Since the beginning of the Premier League we have, year by year, become accustomed to seeing the same thing come May and only Blackburn have won the league from outside the 'big 4’, back in the 94/95 season. During the past five years Everton managed the unthinkable and breached this exclusive club, but this has, to this day, been a one off and an exception to the rule that seems annoyingly hard to break.
In June 2003, Roman Abramovich purchased Chelsea. The Russian billionaire applied his wealth to the transfer market, paying huge amounts of money for players which helped, or some might say ensured, Chelsea a position at the top, or very close to it, of the English game. In 2005 Chelsea declared record losses of £140 million and were not expected to post profits until at least 2010, yet they were crowned Premier League and League Cup champions.
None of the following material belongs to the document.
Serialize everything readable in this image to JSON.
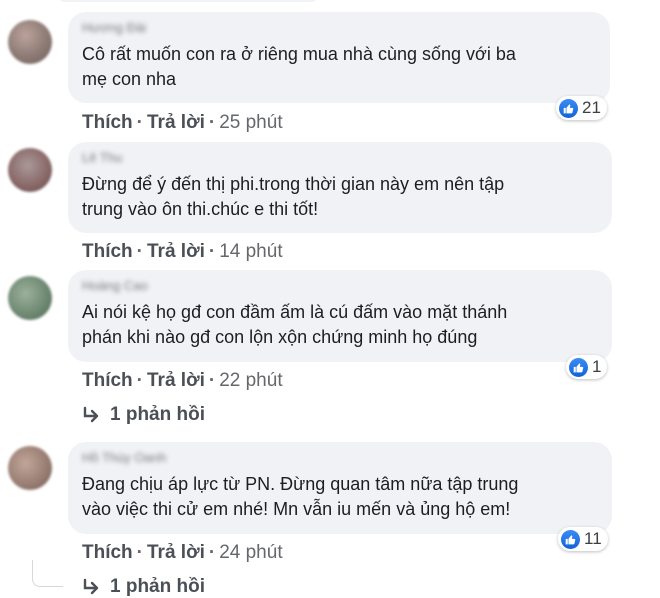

Around the same time, Malcolm Glazer started buying Manchester United in a deal valued at $1.47 billion. The purchase was opposed by supporters groups mostly because of the astronomical debt, over $850 million, which was saddled with the club, and now requires approximately $60 million per year just to pay off the interest.
Liverpool, acquired by George Gillett and Tom Hicks in February 2007, were at the time in debt to the tune of £218.9 million and Arsenal were listed with a debt of approximately £66 million by Forbes in a recent list of football team valuations, yet all these teams enjoy regular success, they all boast world class names amongst their ranks and they all regularly pay exorbitant fees to recruit the finest players from across the globe.
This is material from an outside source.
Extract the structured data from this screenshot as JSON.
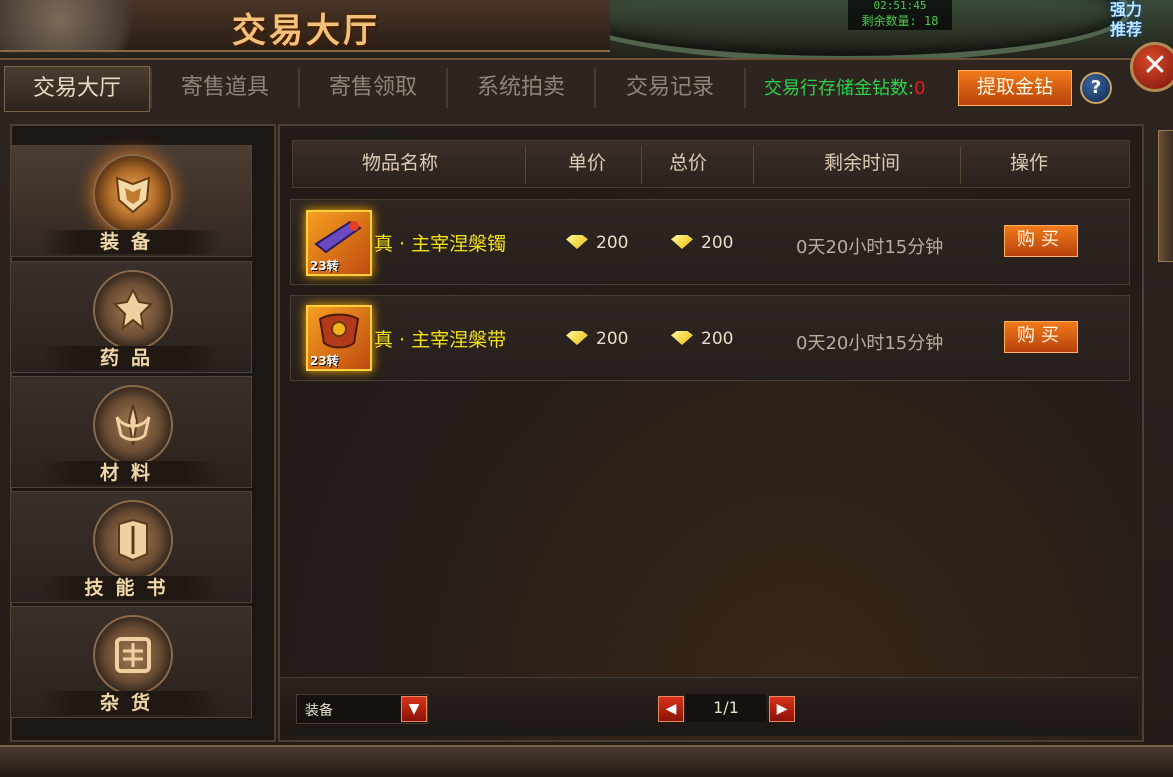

Manchester City and Portsmouth can now also be added to this mega rich list and City in particular will be expected to smash new records in the transfer market this summer.
Aston Villa were purchased by Randy Lerner, himself a wealthy billionaire at the time, in August 2006 for a price of £62.6 million, but with Lerner came a somewhat slower and more conservative approach. Since his arrival our most expensive signing has increased with the purchase of James Milner for £12 million, but in comparison with the top 4 this remained ‘small time’ as did the amount of wages paid out per week, but is this necessarily a bad thing?
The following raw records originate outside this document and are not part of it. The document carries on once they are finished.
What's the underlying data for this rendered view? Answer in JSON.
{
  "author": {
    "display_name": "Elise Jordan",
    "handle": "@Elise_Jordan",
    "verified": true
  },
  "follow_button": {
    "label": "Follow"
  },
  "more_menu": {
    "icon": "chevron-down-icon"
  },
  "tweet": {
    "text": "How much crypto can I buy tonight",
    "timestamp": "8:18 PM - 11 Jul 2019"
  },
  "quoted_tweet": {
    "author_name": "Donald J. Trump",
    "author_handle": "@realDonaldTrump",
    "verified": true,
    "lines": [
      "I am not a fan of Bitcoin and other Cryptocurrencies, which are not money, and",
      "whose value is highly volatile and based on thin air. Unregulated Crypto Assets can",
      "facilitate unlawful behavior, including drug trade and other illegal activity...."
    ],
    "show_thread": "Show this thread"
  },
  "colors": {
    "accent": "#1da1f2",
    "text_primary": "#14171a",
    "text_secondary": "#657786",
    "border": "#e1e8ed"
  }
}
From a business point of view, Lerner has transformed the club into an asset reportedly worth nearly £150 million with debts of only 10% of that and whilst proceeding with sound financial common sense, he’s turned a club which not so long ago battled with relegation, into a top six side.
I have my own opinions as to what is the right way forward for us as a club as I’m sure everyone else has, but would you be happy for us to ‘sell out’, lose our tradition and history, for overnight success? If Randy invested £200 million tomorrow and got us Messi and Kaka and said he’d happily pay them £150k per week would it make you happy? Or are you happy being the best of the rest, whilst keeping the clubs envied integrity in tact?